Dataset rows for apps and sites

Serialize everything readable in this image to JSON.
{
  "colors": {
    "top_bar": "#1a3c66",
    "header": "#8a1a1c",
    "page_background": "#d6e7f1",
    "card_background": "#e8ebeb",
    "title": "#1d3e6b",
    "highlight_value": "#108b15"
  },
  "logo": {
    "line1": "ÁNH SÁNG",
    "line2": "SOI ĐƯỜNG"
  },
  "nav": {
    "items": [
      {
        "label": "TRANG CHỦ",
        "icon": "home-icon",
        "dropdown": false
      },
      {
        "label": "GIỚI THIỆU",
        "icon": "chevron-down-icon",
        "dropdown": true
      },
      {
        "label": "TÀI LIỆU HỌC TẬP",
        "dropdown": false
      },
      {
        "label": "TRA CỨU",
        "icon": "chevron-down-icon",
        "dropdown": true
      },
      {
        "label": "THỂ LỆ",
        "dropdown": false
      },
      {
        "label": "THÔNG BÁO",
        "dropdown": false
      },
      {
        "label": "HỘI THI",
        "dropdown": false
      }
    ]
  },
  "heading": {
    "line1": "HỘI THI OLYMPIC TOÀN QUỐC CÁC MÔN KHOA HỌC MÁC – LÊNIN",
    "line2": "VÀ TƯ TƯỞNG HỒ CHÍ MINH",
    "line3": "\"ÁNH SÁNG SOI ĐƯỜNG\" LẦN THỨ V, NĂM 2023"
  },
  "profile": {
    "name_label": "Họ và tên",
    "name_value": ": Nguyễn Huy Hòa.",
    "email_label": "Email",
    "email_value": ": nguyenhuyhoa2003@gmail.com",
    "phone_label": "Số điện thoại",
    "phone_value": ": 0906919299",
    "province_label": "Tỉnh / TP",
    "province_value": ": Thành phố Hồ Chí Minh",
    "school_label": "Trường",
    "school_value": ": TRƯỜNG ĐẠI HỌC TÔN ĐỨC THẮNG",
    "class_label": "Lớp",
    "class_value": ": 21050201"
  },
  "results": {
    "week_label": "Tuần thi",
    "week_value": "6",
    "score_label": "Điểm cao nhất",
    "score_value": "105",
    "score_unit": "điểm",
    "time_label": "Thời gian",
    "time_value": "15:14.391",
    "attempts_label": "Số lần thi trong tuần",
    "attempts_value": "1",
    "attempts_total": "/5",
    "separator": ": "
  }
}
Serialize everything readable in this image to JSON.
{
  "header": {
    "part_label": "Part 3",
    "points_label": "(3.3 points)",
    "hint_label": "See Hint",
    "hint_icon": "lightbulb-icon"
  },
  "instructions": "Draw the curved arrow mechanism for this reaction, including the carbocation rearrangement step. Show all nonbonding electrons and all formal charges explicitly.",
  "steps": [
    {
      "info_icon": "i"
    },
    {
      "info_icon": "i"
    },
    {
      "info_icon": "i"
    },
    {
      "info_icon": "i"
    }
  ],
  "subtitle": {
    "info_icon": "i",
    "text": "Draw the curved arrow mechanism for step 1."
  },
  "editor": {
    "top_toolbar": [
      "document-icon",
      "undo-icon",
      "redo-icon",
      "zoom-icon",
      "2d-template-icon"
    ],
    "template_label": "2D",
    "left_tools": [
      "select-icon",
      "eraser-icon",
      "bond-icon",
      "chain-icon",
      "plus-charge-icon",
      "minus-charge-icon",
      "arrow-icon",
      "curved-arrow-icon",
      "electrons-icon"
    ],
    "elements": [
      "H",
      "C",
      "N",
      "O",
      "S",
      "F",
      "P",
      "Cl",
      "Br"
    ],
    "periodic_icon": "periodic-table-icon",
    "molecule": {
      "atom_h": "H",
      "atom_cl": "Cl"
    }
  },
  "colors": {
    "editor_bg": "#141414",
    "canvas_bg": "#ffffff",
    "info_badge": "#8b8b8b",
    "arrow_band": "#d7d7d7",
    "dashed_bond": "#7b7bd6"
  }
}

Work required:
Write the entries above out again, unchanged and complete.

Answer area:
Serialize everything readable in this image to JSON.
{
  "colors": {
    "top_bar": "#1a3c66",
    "header": "#8a1a1c",
    "page_background": "#d6e7f1",
    "card_background": "#e8ebeb",
    "title": "#1d3e6b",
    "highlight_value": "#108b15"
  },
  "logo": {
    "line1": "ÁNH SÁNG",
    "line2": "SOI ĐƯỜNG"
  },
  "nav": {
    "items": [
      {
        "label": "TRANG CHỦ",
        "icon": "home-icon",
        "dropdown": false
      },
      {
        "label": "GIỚI THIỆU",
        "icon": "chevron-down-icon",
        "dropdown": true
      },
      {
        "label": "TÀI LIỆU HỌC TẬP",
        "dropdown": false
      },
      {
        "label": "TRA CỨU",
        "icon": "chevron-down-icon",
        "dropdown": true
      },
      {
        "label": "THỂ LỆ",
        "dropdown": false
      },
      {
        "label": "THÔNG BÁO",
        "dropdown": false
      },
      {
        "label": "HỘI THI",
        "dropdown": false
      }
    ]
  },
  "heading": {
    "line1": "HỘI THI OLYMPIC TOÀN QUỐC CÁC MÔN KHOA HỌC MÁC – LÊNIN",
    "line2": "VÀ TƯ TƯỞNG HỒ CHÍ MINH",
    "line3": "\"ÁNH SÁNG SOI ĐƯỜNG\" LẦN THỨ V, NĂM 2023"
  },
  "profile": {
    "name_label": "Họ và tên",
    "name_value": ": Nguyễn Huy Hòa.",
    "email_label": "Email",
    "email_value": ": nguyenhuyhoa2003@gmail.com",
    "phone_label": "Số điện thoại",
    "phone_value": ": 0906919299",
    "province_label": "Tỉnh / TP",
    "province_value": ": Thành phố Hồ Chí Minh",
    "school_label": "Trường",
    "school_value": ": TRƯỜNG ĐẠI HỌC TÔN ĐỨC THẮNG",
    "class_label": "Lớp",
    "class_value": ": 21050201"
  },
  "results": {
    "week_label": "Tuần thi",
    "week_value": "6",
    "score_label": "Điểm cao nhất",
    "score_value": "105",
    "score_unit": "điểm",
    "time_label": "Thời gian",
    "time_value": "15:14.391",
    "attempts_label": "Số lần thi trong tuần",
    "attempts_value": "1",
    "attempts_total": "/5",
    "separator": ": "
  }
}
Serialize everything readable in this image to JSON.
{
  "header": {
    "part_label": "Part 3",
    "points_label": "(3.3 points)",
    "hint_label": "See Hint",
    "hint_icon": "lightbulb-icon"
  },
  "instructions": "Draw the curved arrow mechanism for this reaction, including the carbocation rearrangement step. Show all nonbonding electrons and all formal charges explicitly.",
  "steps": [
    {
      "info_icon": "i"
    },
    {
      "info_icon": "i"
    },
    {
      "info_icon": "i"
    },
    {
      "info_icon": "i"
    }
  ],
  "subtitle": {
    "info_icon": "i",
    "text": "Draw the curved arrow mechanism for step 1."
  },
  "editor": {
    "top_toolbar": [
      "document-icon",
      "undo-icon",
      "redo-icon",
      "zoom-icon",
      "2d-template-icon"
    ],
    "template_label": "2D",
    "left_tools": [
      "select-icon",
      "eraser-icon",
      "bond-icon",
      "chain-icon",
      "plus-charge-icon",
      "minus-charge-icon",
      "arrow-icon",
      "curved-arrow-icon",
      "electrons-icon"
    ],
    "elements": [
      "H",
      "C",
      "N",
      "O",
      "S",
      "F",
      "P",
      "Cl",
      "Br"
    ],
    "periodic_icon": "periodic-table-icon",
    "molecule": {
      "atom_h": "H",
      "atom_cl": "Cl"
    }
  },
  "colors": {
    "editor_bg": "#141414",
    "canvas_bg": "#ffffff",
    "info_badge": "#8b8b8b",
    "arrow_band": "#d7d7d7",
    "dashed_bond": "#7b7bd6"
  }
}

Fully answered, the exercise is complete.